The greatest source of lead in birds, he said, has been from small sinkers used in fishing.

More than a decade ago, Maine lawmakers banned lead fishing sinkers weighing a half ounce or less, and just last year passed legislation expanding the ban to the sale and use of sinkers weighing one ounce or less.

In fighting for the legislation, Maine Audubon pointed out that lead poisoning is the leading cause of death among adult loons in Maine and is responsible for nearly one-third of the documented mortality over the past 25 years.


Trahan said the sportsmen group has worked with the Audubon society to change sinkers from lead to steel.

“Sportsmen have been very sensitive. We have done what we can but this is a different debate,” Trahan said about banning lead ammunition.

The difficult challenge would be to find a suitable replacement to lead, he said. There would have to be a lot more testing of nonlead bullets, he said, noting that they could affect the inside of the barrel of firearms or affect the accuracy of firearms. In addition, Trahan said he would want to know if a lead replacement would be as effective in killing an animal quickly and humanely.

If a suitable replacement was found that was close to the ballistics of lead, the market would then drive people to buy that substitute, he said.

“All those questions need to be answered before we just leap into getting rid of lead,” Trahan said.

Trahan said he would support a proposal to provide nonlead ammunition to game wardens for when they have to put down deer or moose wounded in vehicle accidents.


Trahan said that one area the organization can work on is education of its members about proper disposal of the carcasses of game or pest animals that have been shot. He said the area of the carcass that has the bullet fragments need to be either buried or disposed so that eagles won’t eat tainted meat.

Sportsmen want to protect eagles, he said.

Winn said her concern is for the health of the birds. She said while an eagle might ingest lead from eating a fish with a lead sinker still attached or from eating a loon that has swallowed a fish with a sinker, that has not been her experience in treating birds.

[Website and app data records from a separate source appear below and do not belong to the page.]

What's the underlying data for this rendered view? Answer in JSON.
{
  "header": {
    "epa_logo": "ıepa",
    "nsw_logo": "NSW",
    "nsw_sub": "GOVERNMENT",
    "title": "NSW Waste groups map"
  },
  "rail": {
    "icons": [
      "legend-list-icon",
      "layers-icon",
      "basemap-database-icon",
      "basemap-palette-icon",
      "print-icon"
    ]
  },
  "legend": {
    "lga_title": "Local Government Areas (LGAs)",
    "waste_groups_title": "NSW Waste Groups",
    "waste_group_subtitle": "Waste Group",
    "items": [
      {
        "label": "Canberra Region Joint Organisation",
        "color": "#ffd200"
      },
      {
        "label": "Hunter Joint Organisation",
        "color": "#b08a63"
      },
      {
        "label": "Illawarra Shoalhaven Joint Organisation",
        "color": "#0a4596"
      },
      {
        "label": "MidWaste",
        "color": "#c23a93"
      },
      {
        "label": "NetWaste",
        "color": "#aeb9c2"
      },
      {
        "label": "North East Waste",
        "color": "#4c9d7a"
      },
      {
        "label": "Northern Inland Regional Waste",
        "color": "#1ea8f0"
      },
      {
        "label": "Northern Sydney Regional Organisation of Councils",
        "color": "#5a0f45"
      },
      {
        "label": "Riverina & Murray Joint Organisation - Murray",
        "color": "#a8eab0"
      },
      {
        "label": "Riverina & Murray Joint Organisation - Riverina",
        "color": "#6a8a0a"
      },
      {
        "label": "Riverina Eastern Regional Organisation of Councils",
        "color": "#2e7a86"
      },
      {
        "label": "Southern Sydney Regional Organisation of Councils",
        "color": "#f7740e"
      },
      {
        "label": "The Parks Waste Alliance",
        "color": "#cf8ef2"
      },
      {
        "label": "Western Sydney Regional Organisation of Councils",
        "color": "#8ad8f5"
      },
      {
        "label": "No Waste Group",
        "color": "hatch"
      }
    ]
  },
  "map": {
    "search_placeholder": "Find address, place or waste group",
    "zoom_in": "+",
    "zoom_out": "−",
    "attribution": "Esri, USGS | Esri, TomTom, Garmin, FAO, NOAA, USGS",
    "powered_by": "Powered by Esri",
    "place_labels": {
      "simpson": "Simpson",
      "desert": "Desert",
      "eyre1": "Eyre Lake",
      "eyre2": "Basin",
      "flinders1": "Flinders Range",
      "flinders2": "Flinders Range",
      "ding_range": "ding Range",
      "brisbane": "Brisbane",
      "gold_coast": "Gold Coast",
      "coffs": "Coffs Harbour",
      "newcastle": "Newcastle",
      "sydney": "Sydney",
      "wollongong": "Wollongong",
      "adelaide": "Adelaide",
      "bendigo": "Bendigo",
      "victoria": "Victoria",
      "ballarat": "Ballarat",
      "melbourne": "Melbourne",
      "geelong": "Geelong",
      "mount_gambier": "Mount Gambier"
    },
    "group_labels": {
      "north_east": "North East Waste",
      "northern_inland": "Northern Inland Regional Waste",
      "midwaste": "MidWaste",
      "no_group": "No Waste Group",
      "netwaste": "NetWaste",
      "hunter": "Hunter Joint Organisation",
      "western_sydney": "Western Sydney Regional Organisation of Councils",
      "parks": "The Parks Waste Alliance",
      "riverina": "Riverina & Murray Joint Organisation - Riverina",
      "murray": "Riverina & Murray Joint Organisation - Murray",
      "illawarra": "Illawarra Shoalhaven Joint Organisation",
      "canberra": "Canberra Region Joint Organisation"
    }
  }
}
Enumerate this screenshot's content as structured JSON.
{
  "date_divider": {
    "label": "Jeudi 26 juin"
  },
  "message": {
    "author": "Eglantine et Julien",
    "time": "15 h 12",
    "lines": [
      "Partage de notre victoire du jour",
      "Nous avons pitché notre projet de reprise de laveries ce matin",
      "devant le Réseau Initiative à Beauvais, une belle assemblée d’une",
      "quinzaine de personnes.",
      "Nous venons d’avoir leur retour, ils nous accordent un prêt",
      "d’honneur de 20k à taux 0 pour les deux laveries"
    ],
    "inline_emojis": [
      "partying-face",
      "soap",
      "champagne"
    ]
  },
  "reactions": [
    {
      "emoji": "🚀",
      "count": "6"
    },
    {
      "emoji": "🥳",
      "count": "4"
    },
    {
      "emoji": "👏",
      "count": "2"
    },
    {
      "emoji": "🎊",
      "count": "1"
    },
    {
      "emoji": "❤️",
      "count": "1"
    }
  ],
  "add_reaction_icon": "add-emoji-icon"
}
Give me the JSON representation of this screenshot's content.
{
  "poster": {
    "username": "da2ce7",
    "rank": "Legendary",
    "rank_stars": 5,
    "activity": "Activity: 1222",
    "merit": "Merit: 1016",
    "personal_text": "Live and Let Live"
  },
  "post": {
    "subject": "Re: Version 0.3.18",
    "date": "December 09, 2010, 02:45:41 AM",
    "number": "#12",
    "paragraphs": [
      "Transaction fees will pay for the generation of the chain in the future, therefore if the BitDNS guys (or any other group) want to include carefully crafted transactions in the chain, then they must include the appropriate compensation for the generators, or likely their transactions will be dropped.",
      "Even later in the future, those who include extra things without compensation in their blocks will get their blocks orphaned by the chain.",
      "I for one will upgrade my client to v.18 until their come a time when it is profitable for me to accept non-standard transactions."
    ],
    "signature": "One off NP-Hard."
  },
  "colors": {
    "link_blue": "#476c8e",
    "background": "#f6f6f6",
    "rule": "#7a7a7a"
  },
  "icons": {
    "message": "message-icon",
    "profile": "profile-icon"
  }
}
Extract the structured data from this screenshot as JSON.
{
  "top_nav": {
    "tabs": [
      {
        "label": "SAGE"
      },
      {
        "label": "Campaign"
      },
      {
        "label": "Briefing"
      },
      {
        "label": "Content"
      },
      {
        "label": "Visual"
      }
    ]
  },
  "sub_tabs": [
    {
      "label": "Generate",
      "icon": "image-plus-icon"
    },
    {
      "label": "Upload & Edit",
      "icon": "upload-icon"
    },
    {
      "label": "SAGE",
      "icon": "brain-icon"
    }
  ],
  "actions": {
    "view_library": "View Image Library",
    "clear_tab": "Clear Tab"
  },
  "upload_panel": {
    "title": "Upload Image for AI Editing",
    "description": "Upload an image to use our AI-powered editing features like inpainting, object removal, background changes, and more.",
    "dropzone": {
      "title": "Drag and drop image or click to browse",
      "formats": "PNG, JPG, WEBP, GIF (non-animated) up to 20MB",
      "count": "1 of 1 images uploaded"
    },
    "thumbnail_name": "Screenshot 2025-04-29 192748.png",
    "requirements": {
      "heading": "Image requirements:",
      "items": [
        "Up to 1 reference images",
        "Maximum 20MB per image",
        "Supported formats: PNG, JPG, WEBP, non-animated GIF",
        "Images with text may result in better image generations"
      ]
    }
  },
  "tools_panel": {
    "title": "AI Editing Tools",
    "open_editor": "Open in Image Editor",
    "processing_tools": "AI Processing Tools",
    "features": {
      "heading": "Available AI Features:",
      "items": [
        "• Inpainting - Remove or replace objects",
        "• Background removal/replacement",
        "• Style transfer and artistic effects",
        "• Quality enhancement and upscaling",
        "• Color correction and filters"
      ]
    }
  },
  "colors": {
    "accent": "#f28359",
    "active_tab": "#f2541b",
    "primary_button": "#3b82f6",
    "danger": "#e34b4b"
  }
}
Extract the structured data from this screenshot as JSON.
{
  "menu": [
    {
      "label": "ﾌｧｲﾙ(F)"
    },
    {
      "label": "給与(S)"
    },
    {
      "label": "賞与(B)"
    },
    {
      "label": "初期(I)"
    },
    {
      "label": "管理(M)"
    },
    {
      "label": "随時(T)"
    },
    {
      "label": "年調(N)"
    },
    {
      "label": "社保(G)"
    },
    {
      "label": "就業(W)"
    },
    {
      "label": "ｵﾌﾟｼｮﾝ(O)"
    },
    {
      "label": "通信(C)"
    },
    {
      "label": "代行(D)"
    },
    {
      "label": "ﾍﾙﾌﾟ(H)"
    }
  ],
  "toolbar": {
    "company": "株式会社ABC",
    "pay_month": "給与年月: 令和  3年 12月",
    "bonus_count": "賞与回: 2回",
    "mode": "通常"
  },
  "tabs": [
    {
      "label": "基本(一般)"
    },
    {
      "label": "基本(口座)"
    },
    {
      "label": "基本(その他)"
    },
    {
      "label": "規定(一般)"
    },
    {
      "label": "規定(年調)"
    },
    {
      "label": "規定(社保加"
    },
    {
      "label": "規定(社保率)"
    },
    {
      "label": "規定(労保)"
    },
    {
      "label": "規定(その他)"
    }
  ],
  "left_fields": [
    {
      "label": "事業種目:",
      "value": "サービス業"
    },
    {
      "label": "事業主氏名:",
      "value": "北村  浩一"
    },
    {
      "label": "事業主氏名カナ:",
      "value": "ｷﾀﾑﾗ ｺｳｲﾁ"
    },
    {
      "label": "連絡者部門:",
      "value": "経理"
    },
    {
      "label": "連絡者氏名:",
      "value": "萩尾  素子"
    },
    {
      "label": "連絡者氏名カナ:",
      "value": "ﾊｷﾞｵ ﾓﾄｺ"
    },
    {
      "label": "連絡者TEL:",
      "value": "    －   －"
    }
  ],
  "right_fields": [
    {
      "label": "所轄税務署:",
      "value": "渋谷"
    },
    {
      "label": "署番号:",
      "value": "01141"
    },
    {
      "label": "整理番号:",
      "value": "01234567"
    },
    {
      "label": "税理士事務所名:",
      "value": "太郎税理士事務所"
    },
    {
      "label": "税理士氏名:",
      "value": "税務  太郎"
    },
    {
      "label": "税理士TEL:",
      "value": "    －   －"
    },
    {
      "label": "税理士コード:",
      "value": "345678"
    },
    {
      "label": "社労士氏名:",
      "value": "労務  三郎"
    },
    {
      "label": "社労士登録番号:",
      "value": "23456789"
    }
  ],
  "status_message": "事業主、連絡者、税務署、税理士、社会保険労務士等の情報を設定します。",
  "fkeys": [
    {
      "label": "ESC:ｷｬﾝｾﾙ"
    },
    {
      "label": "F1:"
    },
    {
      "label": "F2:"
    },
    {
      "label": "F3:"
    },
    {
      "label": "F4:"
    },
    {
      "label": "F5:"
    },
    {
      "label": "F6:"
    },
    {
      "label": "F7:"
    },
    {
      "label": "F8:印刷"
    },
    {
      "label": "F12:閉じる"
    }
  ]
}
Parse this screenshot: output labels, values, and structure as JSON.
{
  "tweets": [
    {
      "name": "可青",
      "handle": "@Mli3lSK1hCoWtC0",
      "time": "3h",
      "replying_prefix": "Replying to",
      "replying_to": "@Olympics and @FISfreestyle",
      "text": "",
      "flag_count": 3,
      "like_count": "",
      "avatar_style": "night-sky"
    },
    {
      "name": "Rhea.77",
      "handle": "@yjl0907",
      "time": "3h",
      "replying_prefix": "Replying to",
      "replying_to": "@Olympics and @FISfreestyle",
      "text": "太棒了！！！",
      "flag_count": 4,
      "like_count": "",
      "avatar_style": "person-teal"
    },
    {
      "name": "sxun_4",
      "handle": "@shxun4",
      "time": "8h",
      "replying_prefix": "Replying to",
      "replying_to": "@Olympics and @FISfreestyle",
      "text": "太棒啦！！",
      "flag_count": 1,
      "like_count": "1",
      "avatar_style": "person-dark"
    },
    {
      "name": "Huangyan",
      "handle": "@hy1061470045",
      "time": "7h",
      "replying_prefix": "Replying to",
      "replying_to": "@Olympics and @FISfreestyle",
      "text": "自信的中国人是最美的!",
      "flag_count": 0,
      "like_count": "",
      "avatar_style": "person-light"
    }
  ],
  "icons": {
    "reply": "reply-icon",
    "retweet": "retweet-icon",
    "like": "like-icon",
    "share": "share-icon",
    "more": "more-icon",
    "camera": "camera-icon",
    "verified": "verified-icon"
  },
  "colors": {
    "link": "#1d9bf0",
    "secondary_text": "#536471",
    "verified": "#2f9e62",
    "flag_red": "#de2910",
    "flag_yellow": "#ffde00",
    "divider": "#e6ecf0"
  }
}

“All of the lead-poisoned eagles we’ve admitted over the years with lead still in their GI tracts have ingested tiny fragments that most likely resulted from a projectile splintering from bone impact. We have never seen anything resembling an entire sinker, or part of a sinker, in an eagle,” Winn said.

The nonprofit Avian Haven was created in 1999 by Winn and her partner Marc Payne. It was in the news this week for taking in a snowy owl that was removed from a building in downtown Portland.

The center’s annual caseload has increased from about 300 in its first full year to about 1,300 this year, making it one of the largest rehabilitation centers in New England, according to Avian Haven’s website. Funded through donations, the organization has cared for nearly 12,000 birds since its inception.


“It’s a calling,” said Winn, who has been involved with bird rehabilitation since 1997 and whose partner has been doing this work for a lot longer.

The bird rescue center each year typically sees two to three loons, three to four eagles, and two to three ducks with lead poisoning, she said.

She said it only takes a tiny amount of lead to kill an eagle.

Winn said most of the birds admitted with lead poisoning die.

The primary treatment for birds with lead poisoning is chelation therapy, which involves giving them medicinal compounds that bind to heavy metals such as lead that is in the blood and removes it from the system. She said the cost to treat a bird varies, but one five-day chelation therapy treatment for a bald eagle can cost about $50.

The time for an eagle to recover varies based on the nature of its injury and illness but can range from a few weeks to more than a year. She said even a small amount of lead can affect an eagle’s motor skills and lead it to become injured in other ways such as colliding with a motor vehicle.

The current eagles that are patients are not yet able to fly and their prognosis is not yet known.

“The golden is still in an indoor cage; we’ll know more about prospects for recovery when he goes outside to a larger habitat,” she said.

Comments are no longer available on this story